Accounts of beauty seem so often to add only confusion to the matter. Finding a firm footing is hard. The normal assistance offered by the Greeks is not forthcoming as their words diverge too far from ours. To find accounts from which firm progress might be made, we can turn to the eighteenth century when Hume surely rightly, posits an initial, apparently intuitive experience, not open to persuasion - for we simply see that an object is beautiful. The beauty of the flower, seems as readily observable as the flower; there is no addition, nothing, as Hume says, of argument and reflection that thought can add. Kant, in his normal rather opaque way, endorses this view that ‘aesthetic judgements’ - especially seeing beauty - are essentially instantaneous For Kant there is an elegant way forward - beauty taps the noumenal directly. and subjective. The seemingly intractable problem of how the objective could encompass the subjective. While discussions of beauty weave ever more Byzantine edifices of words Such edifices offer many examples of language overreaching itself. around the matter, maybe at base there is a simple intuition?
The Hume quote is from his Enquiries Concerning the Human Understanding... page 137, a more accessible book than his Treatise... of 38 years previously.

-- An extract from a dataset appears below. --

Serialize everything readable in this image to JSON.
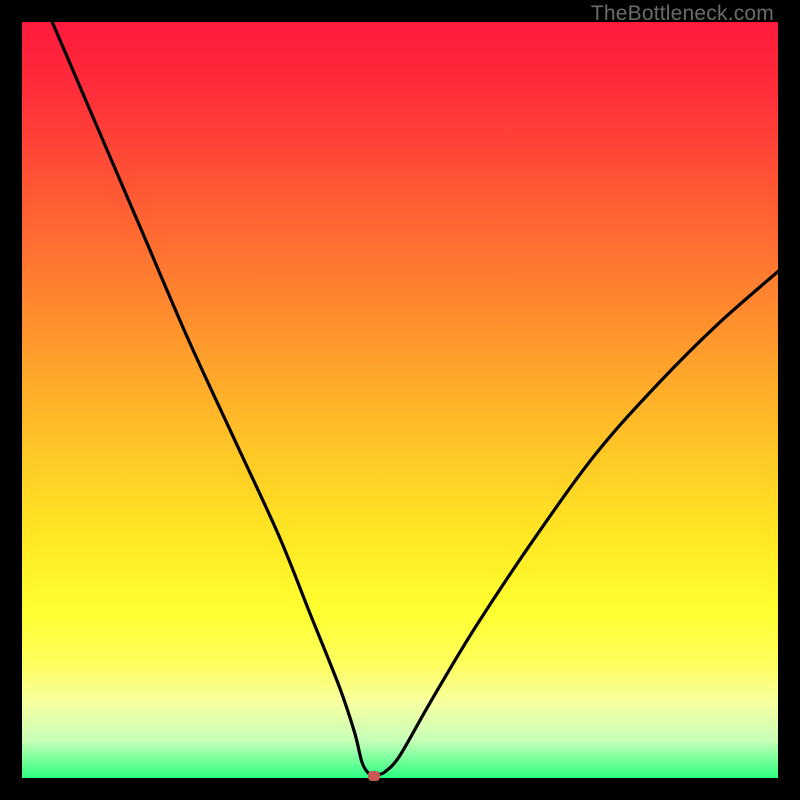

In that respect rather similar to the Kant quote from page 203 of his Critique of Judgement which is not quite so tiresomely opaque in its wording as his Critique of Pure Reason of a couple of decades previously.
The photograph is of the flower of Nigella damascena or love-in-a-mist - somewhat dew speckled.
Above, hovering on blue introduces a link: click to go, move away to stay.